EXERCISE DIRECTIONS →
Print every entry again exactly, with no pictures.

Dataset items:
::::::
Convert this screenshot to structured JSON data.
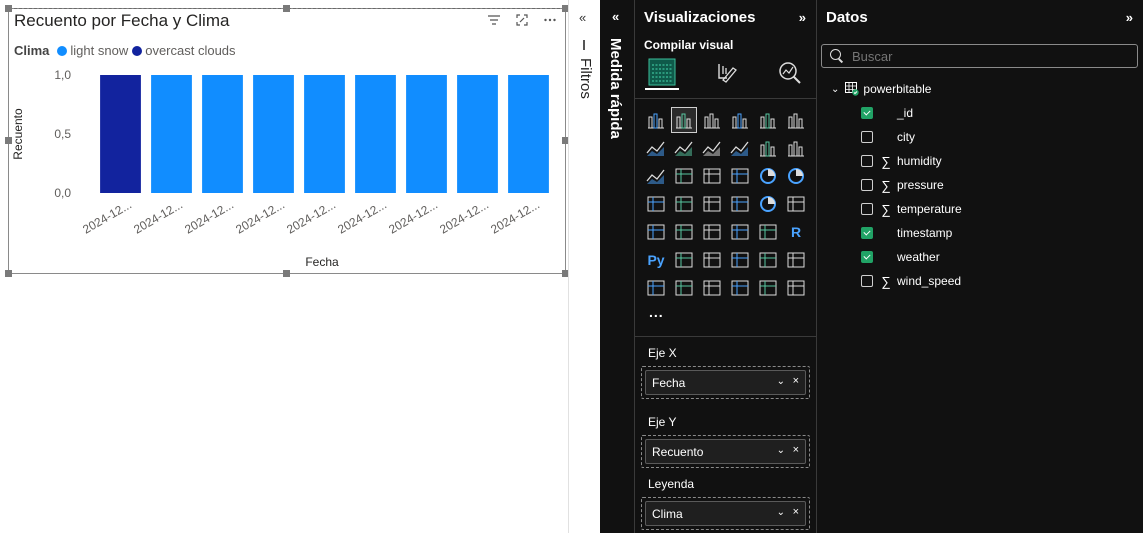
{
  "chart": {
    "title": "Recuento por Fecha y Clima",
    "legend_title": "Clima",
    "legend": [
      {
        "label": "light snow",
        "color": "#118dff"
      },
      {
        "label": "overcast clouds",
        "color": "#12239e"
      }
    ],
    "icons": [
      "filter-icon",
      "focus-mode-icon",
      "more-options-icon"
    ]
  },
  "chart_data": {
    "type": "bar",
    "title": "Recuento por Fecha y Clima",
    "xlabel": "Fecha",
    "ylabel": "Recuento",
    "ylim": [
      0,
      1
    ],
    "yticks": [
      "0,0",
      "0,5",
      "1,0"
    ],
    "categories": [
      "2024-12...",
      "2024-12...",
      "2024-12...",
      "2024-12...",
      "2024-12...",
      "2024-12...",
      "2024-12...",
      "2024-12...",
      "2024-12..."
    ],
    "series": [
      {
        "name": "light snow",
        "color": "#118dff",
        "values": [
          0,
          1,
          1,
          1,
          1,
          1,
          1,
          1,
          1
        ]
      },
      {
        "name": "overcast clouds",
        "color": "#12239e",
        "values": [
          1,
          0,
          0,
          0,
          0,
          0,
          0,
          0,
          0
        ]
      }
    ],
    "legend_position": "top-left",
    "grid": false
  },
  "filters": {
    "label": "Filtros",
    "collapse_glyph": "«"
  },
  "quick_measure": {
    "label": "Medida rápida",
    "collapse_glyph": "«"
  },
  "visualizations": {
    "title": "Visualizaciones",
    "expand_glyph": "»",
    "build_label": "Compilar visual",
    "build_tabs": [
      "build-visual-icon",
      "format-visual-icon",
      "analytics-icon"
    ],
    "more": "...",
    "wells": [
      {
        "label": "Eje X",
        "field": "Fecha"
      },
      {
        "label": "Eje Y",
        "field": "Recuento"
      },
      {
        "label": "Leyenda",
        "field": "Clima"
      }
    ],
    "close_glyph": "×"
  },
  "data_pane": {
    "title": "Datos",
    "expand_glyph": "»",
    "search_placeholder": "Buscar",
    "table": "powerbitable",
    "fields": [
      {
        "name": "_id",
        "checked": true,
        "sigma": false
      },
      {
        "name": "city",
        "checked": false,
        "sigma": false
      },
      {
        "name": "humidity",
        "checked": false,
        "sigma": true
      },
      {
        "name": "pressure",
        "checked": false,
        "sigma": true
      },
      {
        "name": "temperature",
        "checked": false,
        "sigma": true
      },
      {
        "name": "timestamp",
        "checked": true,
        "sigma": false
      },
      {
        "name": "weather",
        "checked": true,
        "sigma": false
      },
      {
        "name": "wind_speed",
        "checked": false,
        "sigma": true
      }
    ],
    "sigma_glyph": "∑"
  }
}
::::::
EXERCISE SOLUTION →
Convert this screenshot to structured JSON data.
{
  "chart": {
    "title": "Recuento por Fecha y Clima",
    "legend_title": "Clima",
    "legend": [
      {
        "label": "light snow",
        "color": "#118dff"
      },
      {
        "label": "overcast clouds",
        "color": "#12239e"
      }
    ],
    "icons": [
      "filter-icon",
      "focus-mode-icon",
      "more-options-icon"
    ]
  },
  "chart_data": {
    "type": "bar",
    "title": "Recuento por Fecha y Clima",
    "xlabel": "Fecha",
    "ylabel": "Recuento",
    "ylim": [
      0,
      1
    ],
    "yticks": [
      "0,0",
      "0,5",
      "1,0"
    ],
    "categories": [
      "2024-12...",
      "2024-12...",
      "2024-12...",
      "2024-12...",
      "2024-12...",
      "2024-12...",
      "2024-12...",
      "2024-12...",
      "2024-12..."
    ],
    "series": [
      {
        "name": "light snow",
        "color": "#118dff",
        "values": [
          0,
          1,
          1,
          1,
          1,
          1,
          1,
          1,
          1
        ]
      },
      {
        "name": "overcast clouds",
        "color": "#12239e",
        "values": [
          1,
          0,
          0,
          0,
          0,
          0,
          0,
          0,
          0
        ]
      }
    ],
    "legend_position": "top-left",
    "grid": false
  },
  "filters": {
    "label": "Filtros",
    "collapse_glyph": "«"
  },
  "quick_measure": {
    "label": "Medida rápida",
    "collapse_glyph": "«"
  },
  "visualizations": {
    "title": "Visualizaciones",
    "expand_glyph": "»",
    "build_label": "Compilar visual",
    "build_tabs": [
      "build-visual-icon",
      "format-visual-icon",
      "analytics-icon"
    ],
    "more": "...",
    "wells": [
      {
        "label": "Eje X",
        "field": "Fecha"
      },
      {
        "label": "Eje Y",
        "field": "Recuento"
      },
      {
        "label": "Leyenda",
        "field": "Clima"
      }
    ],
    "close_glyph": "×"
  },
  "data_pane": {
    "title": "Datos",
    "expand_glyph": "»",
    "search_placeholder": "Buscar",
    "table": "powerbitable",
    "fields": [
      {
        "name": "_id",
        "checked": true,
        "sigma": false
      },
      {
        "name": "city",
        "checked": false,
        "sigma": false
      },
      {
        "name": "humidity",
        "checked": false,
        "sigma": true
      },
      {
        "name": "pressure",
        "checked": false,
        "sigma": true
      },
      {
        "name": "temperature",
        "checked": false,
        "sigma": true
      },
      {
        "name": "timestamp",
        "checked": true,
        "sigma": false
      },
      {
        "name": "weather",
        "checked": true,
        "sigma": false
      },
      {
        "name": "wind_speed",
        "checked": false,
        "sigma": true
      }
    ],
    "sigma_glyph": "∑"
  }
}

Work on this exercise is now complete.